* **Task goal**
From the entries below, copy every line where the string "field" appears.

====== Data under study

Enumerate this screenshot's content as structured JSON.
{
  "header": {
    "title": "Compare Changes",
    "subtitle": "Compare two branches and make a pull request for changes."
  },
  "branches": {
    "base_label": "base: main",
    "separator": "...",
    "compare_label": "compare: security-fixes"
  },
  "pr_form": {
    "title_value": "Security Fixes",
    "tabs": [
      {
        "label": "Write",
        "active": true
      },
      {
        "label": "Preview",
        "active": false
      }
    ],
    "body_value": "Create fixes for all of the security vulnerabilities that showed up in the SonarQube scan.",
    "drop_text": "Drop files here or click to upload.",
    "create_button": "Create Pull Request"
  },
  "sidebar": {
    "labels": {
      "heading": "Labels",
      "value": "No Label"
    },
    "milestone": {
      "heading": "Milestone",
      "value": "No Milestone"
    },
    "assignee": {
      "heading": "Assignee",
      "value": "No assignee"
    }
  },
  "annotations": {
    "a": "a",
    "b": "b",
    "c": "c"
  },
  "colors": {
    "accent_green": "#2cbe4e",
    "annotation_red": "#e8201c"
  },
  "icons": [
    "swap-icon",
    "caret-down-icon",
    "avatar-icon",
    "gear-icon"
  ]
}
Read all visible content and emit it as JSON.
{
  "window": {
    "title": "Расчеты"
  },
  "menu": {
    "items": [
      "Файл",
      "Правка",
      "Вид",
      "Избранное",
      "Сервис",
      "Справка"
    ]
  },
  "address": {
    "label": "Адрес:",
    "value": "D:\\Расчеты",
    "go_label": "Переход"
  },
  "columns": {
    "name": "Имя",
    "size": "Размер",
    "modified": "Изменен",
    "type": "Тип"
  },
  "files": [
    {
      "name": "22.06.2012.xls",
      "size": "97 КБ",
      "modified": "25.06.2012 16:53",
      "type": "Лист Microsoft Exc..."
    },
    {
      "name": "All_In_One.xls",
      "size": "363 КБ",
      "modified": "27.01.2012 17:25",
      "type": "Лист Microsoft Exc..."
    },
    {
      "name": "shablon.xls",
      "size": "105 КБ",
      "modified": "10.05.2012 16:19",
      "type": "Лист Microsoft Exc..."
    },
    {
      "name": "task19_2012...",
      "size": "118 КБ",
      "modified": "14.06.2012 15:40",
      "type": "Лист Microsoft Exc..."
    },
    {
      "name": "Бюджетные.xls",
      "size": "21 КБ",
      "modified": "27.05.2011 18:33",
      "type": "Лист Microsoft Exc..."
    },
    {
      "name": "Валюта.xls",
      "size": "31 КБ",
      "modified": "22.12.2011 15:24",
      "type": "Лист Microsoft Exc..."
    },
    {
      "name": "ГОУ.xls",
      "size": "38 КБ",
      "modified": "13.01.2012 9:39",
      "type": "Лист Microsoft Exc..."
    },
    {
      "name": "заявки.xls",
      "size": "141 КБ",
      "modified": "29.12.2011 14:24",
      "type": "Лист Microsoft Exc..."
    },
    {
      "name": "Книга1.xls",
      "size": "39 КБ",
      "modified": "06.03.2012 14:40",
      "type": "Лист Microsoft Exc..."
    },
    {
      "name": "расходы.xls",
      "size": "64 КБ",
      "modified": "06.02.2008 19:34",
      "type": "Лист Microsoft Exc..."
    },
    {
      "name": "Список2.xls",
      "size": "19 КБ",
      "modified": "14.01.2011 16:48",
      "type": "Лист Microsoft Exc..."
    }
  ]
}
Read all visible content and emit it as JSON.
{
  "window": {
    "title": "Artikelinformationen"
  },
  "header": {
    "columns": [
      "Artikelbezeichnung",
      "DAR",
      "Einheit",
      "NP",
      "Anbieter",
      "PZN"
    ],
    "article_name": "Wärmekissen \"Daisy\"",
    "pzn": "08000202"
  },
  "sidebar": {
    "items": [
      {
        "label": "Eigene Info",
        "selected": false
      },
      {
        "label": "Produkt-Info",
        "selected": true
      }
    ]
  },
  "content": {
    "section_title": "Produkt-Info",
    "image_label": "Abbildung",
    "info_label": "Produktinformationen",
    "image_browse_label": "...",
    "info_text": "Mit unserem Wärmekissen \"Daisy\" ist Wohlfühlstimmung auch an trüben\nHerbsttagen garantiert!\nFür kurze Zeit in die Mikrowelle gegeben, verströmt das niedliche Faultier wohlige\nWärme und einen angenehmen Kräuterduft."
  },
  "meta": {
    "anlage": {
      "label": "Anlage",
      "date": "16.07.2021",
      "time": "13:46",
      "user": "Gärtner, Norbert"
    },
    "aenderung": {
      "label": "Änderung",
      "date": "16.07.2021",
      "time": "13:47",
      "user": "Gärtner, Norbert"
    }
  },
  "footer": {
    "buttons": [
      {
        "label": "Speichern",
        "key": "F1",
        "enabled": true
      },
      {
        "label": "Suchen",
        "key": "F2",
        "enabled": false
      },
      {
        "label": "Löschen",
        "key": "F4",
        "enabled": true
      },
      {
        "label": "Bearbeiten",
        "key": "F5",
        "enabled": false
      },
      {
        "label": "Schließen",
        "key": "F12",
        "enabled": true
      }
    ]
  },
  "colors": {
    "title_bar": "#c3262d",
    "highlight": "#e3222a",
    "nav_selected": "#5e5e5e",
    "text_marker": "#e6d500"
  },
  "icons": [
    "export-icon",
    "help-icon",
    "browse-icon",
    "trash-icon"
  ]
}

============
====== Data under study

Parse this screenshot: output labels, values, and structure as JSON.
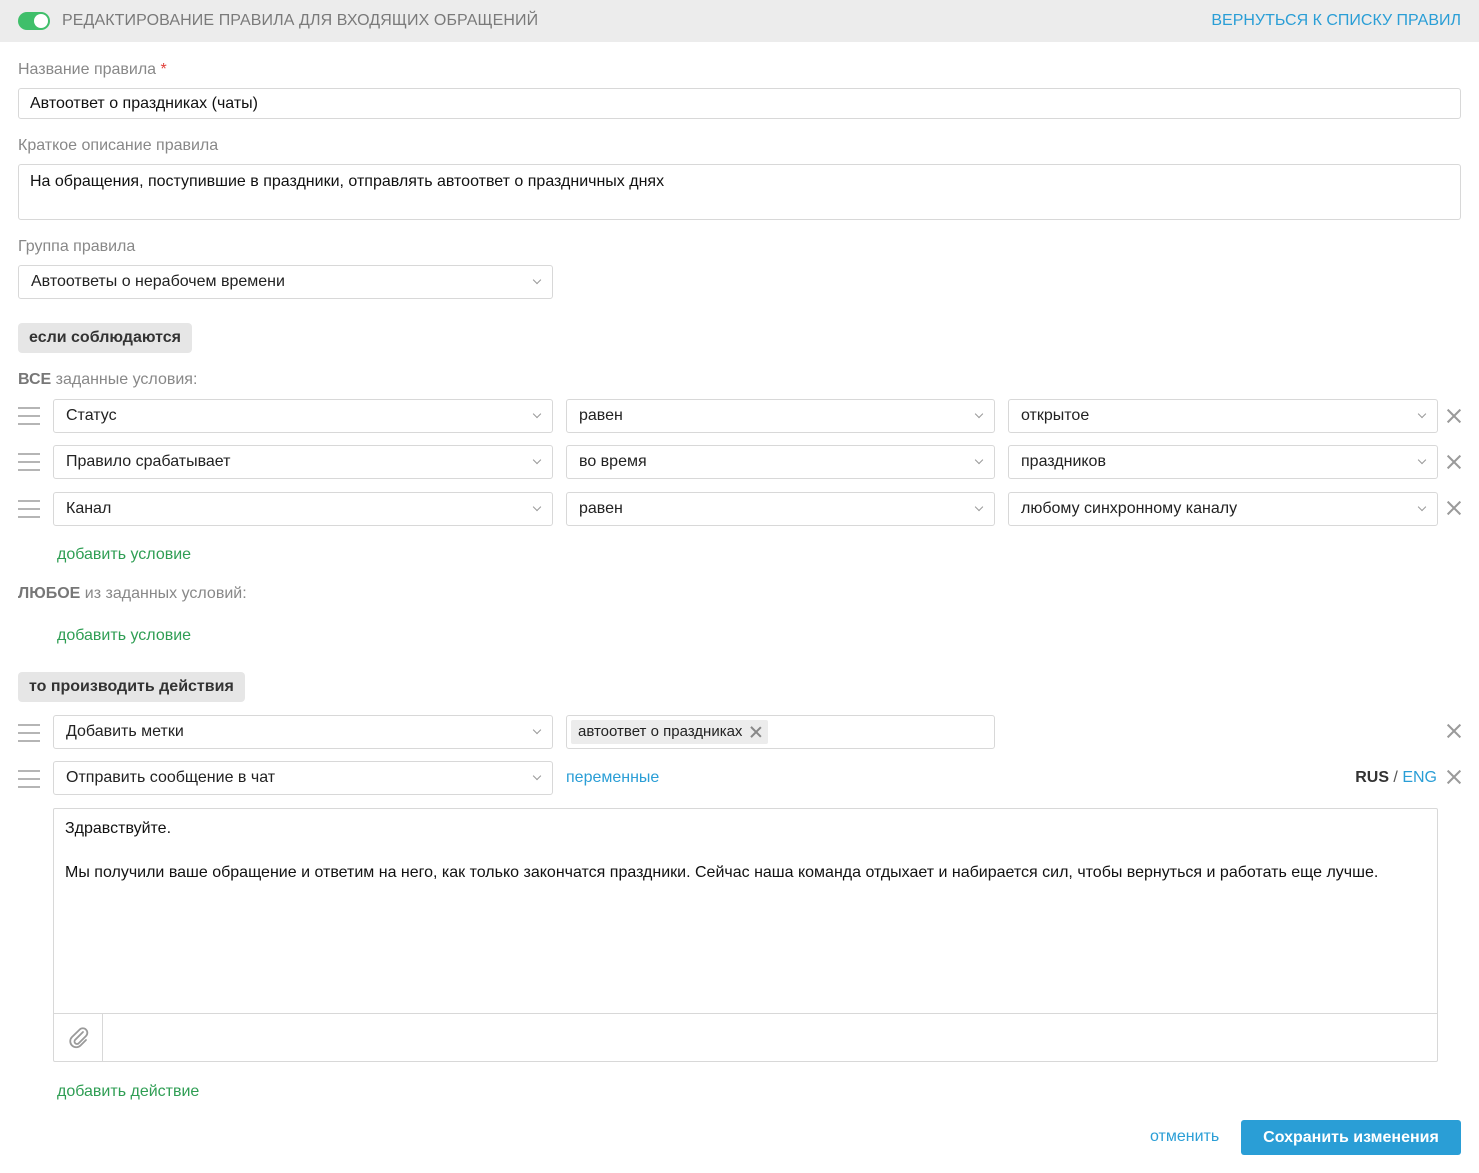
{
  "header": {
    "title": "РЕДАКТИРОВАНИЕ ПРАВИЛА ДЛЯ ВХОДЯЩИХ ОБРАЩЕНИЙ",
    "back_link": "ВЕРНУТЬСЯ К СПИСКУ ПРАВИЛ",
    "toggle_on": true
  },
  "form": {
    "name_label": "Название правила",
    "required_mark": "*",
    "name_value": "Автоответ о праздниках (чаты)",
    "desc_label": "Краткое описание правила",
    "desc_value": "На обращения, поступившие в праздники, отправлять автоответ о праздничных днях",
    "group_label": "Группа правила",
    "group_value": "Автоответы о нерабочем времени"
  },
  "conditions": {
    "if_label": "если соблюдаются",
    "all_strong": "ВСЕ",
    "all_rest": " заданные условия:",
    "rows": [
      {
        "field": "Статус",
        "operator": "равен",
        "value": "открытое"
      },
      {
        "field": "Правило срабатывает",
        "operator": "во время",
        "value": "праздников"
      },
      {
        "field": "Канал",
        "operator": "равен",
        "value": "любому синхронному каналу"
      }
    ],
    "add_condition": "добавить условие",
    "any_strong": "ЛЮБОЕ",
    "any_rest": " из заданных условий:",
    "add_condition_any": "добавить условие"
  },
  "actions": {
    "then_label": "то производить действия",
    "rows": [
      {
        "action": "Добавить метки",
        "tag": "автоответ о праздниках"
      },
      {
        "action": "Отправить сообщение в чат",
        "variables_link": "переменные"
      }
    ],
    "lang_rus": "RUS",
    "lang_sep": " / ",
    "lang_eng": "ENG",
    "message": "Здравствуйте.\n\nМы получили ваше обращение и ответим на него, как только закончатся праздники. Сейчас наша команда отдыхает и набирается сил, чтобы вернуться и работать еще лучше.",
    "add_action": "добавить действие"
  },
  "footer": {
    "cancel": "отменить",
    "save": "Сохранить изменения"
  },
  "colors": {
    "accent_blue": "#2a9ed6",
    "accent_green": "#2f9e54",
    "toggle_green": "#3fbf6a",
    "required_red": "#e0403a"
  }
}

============

* **Problem solution**
        "field": "Статус",
        "field": "Правило срабатывает",
        "field": "Канал",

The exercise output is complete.